Some neighbors had called for the pre-Civil War era structures to be saved and were surprised by the quick action. The project’s plan of development has not yet been approved by the city and is the subject of a pending zoning appeal.
“I’m amazed at the disregard,” said Councilman Parker C. Agelasto, whose district includes the project. “Particularly when we were offering a compromise where they would preserve the buildings in exchange for additional height and density.”
The $18.5 million mixed-use project is planned for the 800 block of West Cary Street. It’s being led by J.D. Lewis Construction Management Inc.; company co-owner Kevin O’Leary declined to answer questions Monday about the decision to begin demolition and Agelasto’s proposed compromise.
In an emailed statement, O’Leary said the development “will be both less dense and shorter in height than is allowed by right by zoning,” and said he and his co-developers are pleased that the City Council voted late Monday against a proposal by Agelasto to change the area’s zoning to limit future development.
Richmond Planning Director Mark Olinger expressed surprise that demolition had begun, but said nothing in the city code would prohibit the action.
“They’re not starting construction,” he said. “The demolition is often viewed as a separate process.”
News of the project, announced in late February, drew protest from Oregon Hill residents, who have filed a zoning appeal challenging the project. The appeal is scheduled to be heard June 6.
The buildings, which include the former Paragon Pharmacy, date to the first half of the 19th century. Two of the buildings — 803 and 807 W. Cary St. — are among the four oldest buildings in the Oregon Hill Historic District, according to a history of the block from Charles Pool of the Oregon Hill Home Improvement Council.
The buildings are listed on the state and national registers of historic places as contributing structures to the district.
Agelasto said he’ll pursue changes to city processes in reaction to J.D. Lewis’ approach to the project.

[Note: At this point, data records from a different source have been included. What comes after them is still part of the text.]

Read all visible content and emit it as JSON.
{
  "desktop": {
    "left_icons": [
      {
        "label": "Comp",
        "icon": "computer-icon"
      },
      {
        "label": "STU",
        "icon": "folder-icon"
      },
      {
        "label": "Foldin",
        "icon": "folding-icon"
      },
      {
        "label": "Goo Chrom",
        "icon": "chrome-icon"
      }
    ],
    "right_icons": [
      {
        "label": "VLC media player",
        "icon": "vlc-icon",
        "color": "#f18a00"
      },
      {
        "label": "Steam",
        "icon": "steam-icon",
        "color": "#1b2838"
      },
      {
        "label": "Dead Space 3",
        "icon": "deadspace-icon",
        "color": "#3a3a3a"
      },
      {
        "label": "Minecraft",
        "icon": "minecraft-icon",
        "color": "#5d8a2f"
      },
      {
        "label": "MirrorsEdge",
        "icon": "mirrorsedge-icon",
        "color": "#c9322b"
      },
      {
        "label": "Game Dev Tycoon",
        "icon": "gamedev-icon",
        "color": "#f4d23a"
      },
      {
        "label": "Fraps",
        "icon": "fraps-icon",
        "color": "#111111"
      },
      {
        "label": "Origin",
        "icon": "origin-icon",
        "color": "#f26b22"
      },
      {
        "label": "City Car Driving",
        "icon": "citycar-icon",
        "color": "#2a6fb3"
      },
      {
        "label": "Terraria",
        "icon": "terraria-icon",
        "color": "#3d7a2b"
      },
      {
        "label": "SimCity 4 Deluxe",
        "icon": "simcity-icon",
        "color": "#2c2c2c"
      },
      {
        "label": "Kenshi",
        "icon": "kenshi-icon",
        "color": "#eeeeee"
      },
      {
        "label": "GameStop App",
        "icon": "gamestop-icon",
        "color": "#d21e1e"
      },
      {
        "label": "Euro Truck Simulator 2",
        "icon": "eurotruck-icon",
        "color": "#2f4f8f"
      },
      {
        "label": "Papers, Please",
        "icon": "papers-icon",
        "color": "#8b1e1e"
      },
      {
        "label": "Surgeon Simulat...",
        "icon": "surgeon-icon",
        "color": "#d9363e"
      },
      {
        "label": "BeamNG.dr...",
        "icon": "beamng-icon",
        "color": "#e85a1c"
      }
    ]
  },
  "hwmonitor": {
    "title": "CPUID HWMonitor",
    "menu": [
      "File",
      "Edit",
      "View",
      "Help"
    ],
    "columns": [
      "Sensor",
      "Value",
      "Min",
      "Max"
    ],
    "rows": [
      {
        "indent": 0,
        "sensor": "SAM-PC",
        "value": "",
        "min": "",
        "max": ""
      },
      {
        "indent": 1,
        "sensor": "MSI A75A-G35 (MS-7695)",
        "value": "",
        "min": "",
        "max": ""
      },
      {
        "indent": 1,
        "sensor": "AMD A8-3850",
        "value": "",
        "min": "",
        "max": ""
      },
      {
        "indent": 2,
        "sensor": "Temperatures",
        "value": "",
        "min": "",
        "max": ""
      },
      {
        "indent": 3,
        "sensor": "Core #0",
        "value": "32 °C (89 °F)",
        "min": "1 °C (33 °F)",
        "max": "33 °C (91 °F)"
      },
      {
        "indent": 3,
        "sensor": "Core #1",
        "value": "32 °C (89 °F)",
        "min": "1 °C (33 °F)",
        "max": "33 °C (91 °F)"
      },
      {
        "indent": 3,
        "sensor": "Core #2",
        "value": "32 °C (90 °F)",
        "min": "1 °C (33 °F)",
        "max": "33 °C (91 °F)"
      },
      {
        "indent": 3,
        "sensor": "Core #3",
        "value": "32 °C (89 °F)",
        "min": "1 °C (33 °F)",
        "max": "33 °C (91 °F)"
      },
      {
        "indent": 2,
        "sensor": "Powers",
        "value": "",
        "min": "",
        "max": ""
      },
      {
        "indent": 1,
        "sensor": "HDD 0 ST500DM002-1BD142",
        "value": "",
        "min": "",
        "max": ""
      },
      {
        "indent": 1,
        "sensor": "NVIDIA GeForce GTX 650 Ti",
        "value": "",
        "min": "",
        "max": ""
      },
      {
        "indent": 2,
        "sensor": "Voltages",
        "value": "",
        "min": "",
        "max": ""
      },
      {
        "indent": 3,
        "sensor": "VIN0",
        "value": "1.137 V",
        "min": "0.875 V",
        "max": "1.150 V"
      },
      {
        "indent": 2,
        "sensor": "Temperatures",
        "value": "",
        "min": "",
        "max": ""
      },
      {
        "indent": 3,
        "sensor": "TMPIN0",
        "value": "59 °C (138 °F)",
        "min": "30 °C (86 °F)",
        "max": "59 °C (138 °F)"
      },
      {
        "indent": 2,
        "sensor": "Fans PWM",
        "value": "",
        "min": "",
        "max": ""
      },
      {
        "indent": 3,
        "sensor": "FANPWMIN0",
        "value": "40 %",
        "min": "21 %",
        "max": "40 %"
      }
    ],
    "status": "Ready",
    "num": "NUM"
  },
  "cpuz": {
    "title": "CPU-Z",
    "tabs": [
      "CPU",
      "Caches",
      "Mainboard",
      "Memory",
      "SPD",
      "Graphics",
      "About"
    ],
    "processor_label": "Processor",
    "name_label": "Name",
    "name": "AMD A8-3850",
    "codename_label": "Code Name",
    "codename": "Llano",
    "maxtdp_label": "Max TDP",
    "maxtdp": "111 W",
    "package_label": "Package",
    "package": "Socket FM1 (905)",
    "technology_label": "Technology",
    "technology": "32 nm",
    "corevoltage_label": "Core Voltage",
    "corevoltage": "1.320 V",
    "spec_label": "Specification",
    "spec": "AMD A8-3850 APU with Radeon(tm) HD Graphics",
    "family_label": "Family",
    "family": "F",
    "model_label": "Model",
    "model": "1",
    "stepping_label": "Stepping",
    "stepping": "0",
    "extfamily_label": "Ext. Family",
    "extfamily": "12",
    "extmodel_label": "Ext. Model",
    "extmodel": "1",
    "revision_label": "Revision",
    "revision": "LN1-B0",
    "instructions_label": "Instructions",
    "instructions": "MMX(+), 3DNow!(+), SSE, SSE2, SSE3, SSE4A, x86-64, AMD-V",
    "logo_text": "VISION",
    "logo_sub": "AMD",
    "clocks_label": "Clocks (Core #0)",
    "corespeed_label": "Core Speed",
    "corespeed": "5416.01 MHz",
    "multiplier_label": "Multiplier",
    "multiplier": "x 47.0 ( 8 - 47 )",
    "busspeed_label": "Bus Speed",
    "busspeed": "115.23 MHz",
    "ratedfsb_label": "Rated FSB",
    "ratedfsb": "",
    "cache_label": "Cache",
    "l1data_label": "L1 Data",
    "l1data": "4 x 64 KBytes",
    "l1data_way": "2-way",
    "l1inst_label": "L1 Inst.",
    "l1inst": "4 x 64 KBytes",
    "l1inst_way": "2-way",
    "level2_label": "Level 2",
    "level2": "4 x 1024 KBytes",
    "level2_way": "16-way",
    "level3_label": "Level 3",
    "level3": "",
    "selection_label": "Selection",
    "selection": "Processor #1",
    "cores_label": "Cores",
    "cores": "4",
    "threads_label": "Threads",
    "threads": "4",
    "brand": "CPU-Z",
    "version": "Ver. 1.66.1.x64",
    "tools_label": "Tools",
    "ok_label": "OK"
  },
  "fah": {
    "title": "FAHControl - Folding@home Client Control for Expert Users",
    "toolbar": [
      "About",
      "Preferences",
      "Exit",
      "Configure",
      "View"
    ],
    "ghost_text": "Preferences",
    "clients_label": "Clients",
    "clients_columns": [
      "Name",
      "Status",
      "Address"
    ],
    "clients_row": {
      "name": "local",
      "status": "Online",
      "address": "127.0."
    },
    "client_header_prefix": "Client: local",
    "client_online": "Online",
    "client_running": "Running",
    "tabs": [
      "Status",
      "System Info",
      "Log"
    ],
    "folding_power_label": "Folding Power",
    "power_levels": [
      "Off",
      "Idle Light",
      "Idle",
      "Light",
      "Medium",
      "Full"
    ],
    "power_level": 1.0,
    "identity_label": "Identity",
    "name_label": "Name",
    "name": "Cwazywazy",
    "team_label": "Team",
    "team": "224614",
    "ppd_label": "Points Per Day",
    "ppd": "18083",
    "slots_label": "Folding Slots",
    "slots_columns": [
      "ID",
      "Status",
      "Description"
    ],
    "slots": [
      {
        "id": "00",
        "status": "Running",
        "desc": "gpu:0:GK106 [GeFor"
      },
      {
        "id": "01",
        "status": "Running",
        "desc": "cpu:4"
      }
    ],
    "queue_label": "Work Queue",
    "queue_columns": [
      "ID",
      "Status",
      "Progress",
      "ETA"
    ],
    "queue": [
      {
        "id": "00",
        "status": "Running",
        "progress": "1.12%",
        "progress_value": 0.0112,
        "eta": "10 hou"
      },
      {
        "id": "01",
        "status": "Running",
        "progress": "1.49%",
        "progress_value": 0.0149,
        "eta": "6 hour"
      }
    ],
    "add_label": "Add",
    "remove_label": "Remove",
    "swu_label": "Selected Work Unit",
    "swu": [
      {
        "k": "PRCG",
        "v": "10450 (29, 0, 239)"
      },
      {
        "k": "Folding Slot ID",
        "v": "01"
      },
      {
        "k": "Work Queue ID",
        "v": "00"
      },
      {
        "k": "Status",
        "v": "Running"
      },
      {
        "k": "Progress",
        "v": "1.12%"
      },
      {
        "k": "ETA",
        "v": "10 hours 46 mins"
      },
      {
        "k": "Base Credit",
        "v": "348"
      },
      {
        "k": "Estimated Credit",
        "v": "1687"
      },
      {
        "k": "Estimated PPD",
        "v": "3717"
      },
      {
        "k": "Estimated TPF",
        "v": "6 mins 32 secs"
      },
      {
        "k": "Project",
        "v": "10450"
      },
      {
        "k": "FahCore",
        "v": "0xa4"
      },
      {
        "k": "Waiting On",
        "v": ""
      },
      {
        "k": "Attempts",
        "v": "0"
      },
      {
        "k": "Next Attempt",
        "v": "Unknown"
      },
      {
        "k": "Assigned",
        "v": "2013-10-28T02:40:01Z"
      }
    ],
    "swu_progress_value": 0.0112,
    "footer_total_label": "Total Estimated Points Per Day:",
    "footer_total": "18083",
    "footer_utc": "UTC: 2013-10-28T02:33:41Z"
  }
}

“Other localities will not allow you to destroy historic register sites until a plan of development is approved,” he said. “This project has raised a lot of issues and is, unfortunately, going to bring some changes to how development projects are going to proceed in the city.”